Nathalia Gibbs will help orchestrate the campaign as an employee of the nonprofit Movement for Family Power, and will answer to a campaign steering committee composed mostly of mothers of color who have experienced the criminal or child welfare system.
Gibbs is a a Black, queer doula whose practice “both informs and is informed by their deep ties to the harm reduction movement,” according to their description on the Movement for Family Power website. Gibbs will work alongside Lisa Sangoi, co-founder and co-director of Movement for Family Power, in coordinating this campaign.
The Adoption and Safe Families Act, passed overwhelmingly and signed by Democratic President Bill Clinton in late 1997, sought to prevent children from languishing in foster care. It says that if children have been in foster care for 15 of the past 22 months as parents try to meet court-imposed requirements to reunify with their child, agencies generally should file to permanently sever the parents’ custodial rights. The law also established an adoption incentive program that rewards states for increasing the number of finalized adoptions each year.

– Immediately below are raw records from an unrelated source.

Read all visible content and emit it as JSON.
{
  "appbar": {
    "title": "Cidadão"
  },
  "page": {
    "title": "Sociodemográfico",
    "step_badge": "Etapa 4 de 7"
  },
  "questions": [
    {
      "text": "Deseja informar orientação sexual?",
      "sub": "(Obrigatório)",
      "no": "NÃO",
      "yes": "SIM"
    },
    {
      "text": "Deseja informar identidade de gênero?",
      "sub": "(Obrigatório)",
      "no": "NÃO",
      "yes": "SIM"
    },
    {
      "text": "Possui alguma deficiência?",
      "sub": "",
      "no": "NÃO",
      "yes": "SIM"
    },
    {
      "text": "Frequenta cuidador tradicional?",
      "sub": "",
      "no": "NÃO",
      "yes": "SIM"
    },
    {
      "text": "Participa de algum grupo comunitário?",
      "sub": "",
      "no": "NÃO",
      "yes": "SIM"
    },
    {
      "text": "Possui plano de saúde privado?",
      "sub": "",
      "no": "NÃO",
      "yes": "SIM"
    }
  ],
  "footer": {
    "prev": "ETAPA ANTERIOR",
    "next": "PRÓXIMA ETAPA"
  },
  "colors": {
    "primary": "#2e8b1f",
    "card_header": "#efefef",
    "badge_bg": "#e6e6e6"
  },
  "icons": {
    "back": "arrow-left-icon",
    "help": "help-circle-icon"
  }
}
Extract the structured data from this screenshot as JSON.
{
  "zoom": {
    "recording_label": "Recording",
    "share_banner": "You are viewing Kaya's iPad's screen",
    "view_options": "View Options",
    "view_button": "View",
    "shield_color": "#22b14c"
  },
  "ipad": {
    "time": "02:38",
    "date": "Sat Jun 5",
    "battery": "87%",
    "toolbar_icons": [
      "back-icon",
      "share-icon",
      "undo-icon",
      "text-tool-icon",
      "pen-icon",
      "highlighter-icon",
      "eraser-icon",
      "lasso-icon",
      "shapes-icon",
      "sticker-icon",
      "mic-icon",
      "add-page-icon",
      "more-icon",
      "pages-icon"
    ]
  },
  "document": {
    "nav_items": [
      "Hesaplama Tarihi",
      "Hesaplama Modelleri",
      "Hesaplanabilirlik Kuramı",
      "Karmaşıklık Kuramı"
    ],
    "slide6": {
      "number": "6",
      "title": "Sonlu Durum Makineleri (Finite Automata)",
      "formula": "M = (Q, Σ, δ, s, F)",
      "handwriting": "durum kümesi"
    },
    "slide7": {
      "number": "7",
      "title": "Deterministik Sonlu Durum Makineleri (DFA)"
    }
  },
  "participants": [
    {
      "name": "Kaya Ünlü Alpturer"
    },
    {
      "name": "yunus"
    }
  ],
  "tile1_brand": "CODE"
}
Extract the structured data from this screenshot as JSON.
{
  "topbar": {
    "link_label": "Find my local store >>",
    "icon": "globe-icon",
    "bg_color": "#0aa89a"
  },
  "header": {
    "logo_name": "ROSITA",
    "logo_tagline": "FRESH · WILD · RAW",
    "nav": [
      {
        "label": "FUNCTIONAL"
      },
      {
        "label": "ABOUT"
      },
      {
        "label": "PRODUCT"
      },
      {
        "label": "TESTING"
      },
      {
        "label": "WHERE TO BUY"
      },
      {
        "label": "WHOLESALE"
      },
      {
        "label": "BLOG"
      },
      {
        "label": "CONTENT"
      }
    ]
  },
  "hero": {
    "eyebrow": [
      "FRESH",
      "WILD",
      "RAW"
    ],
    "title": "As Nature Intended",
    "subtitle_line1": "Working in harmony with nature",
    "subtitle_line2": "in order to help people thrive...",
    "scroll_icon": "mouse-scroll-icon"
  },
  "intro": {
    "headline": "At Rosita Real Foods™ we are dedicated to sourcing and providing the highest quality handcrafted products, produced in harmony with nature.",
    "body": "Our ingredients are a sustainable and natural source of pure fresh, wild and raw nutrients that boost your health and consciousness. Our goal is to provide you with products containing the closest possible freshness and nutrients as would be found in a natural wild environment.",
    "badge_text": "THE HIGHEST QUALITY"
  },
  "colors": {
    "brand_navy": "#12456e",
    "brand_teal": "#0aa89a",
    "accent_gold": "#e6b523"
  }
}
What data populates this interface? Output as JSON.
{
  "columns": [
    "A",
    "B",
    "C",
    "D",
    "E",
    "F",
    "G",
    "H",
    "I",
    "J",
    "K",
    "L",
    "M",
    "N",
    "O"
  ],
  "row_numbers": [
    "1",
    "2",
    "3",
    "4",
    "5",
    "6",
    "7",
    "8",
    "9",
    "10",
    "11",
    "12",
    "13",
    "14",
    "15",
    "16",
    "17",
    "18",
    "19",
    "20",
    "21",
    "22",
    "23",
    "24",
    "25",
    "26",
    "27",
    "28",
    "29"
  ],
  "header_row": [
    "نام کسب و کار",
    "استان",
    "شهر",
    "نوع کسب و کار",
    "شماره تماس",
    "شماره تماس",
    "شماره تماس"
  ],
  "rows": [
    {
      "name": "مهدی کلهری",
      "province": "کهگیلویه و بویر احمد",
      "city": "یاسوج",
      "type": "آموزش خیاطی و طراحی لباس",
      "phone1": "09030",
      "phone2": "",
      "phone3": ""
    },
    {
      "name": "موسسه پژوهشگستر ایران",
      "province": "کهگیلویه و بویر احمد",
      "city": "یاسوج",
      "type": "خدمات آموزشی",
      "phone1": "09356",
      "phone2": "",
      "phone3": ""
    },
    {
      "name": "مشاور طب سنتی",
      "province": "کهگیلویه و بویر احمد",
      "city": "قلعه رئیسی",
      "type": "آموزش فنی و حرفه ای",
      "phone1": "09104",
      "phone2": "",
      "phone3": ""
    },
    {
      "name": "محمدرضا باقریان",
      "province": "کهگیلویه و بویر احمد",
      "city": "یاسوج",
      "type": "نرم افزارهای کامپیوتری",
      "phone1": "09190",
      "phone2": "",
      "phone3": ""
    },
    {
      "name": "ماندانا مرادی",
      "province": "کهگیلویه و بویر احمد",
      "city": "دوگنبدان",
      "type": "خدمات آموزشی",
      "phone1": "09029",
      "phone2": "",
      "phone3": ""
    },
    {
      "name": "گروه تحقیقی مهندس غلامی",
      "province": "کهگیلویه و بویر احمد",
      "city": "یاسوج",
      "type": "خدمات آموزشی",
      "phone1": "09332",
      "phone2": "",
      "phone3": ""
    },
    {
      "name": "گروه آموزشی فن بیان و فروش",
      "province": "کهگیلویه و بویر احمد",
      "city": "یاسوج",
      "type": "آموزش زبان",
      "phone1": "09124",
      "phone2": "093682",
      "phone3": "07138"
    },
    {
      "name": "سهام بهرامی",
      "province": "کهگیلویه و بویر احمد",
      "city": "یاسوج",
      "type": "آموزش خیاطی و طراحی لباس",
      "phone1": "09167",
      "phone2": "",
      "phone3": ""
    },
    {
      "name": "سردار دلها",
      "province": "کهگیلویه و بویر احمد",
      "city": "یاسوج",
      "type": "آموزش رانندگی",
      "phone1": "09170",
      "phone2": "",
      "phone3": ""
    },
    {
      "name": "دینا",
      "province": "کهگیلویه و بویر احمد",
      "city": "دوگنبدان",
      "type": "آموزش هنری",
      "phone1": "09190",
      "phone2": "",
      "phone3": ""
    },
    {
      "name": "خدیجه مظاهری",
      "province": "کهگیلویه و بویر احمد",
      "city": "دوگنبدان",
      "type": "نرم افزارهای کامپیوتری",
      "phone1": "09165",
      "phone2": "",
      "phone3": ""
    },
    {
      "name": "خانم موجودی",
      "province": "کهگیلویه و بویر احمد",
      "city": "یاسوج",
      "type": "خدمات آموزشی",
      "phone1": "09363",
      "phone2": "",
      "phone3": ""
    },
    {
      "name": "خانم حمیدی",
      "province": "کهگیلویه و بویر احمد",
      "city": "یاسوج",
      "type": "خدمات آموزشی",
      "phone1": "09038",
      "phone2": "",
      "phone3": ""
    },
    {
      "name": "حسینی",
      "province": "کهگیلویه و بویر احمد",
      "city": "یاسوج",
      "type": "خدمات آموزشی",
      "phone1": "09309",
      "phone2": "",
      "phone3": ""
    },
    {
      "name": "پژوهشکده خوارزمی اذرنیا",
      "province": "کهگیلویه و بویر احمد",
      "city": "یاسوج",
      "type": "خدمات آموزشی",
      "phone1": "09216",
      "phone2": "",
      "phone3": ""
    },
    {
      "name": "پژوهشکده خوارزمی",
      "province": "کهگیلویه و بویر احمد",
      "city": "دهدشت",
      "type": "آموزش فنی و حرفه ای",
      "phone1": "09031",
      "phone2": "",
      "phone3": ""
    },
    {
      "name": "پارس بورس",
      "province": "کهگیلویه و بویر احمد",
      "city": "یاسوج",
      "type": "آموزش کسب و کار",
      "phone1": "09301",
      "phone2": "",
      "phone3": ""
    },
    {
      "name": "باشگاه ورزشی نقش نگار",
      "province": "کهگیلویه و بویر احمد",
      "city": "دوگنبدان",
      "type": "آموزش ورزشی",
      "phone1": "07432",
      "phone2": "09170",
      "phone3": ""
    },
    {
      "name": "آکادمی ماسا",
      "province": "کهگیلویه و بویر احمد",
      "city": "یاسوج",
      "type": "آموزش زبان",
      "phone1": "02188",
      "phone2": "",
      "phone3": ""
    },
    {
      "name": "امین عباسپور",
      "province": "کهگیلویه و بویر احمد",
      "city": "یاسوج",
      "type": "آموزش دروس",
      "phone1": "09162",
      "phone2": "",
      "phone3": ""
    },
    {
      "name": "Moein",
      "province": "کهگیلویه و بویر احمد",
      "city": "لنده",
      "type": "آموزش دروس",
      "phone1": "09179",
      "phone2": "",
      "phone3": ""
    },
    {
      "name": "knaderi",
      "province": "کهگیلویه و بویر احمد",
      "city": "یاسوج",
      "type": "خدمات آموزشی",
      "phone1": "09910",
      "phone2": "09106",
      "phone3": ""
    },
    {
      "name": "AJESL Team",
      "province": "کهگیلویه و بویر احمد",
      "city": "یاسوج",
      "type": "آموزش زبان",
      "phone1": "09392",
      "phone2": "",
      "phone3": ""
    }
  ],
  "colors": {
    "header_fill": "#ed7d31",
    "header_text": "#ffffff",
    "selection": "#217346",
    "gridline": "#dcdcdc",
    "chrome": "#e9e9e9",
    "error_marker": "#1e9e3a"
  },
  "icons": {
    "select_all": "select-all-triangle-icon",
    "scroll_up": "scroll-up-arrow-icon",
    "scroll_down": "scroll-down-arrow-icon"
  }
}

The average amount of time children now spend in foster care, compared with before the law went into effect, is dramatically less. But backers of the repeal effort say the incentives put a premium on adoptions and guardianships while ignoring reunification, and that this has disproportionately separated Black families.
The Repeal ASFA campaign was announced in March of 2021. The Movement for Family Power is an organizational leader of the effort along with the National Council for Incarcerated and Formerly Incarcerated Women and Girls.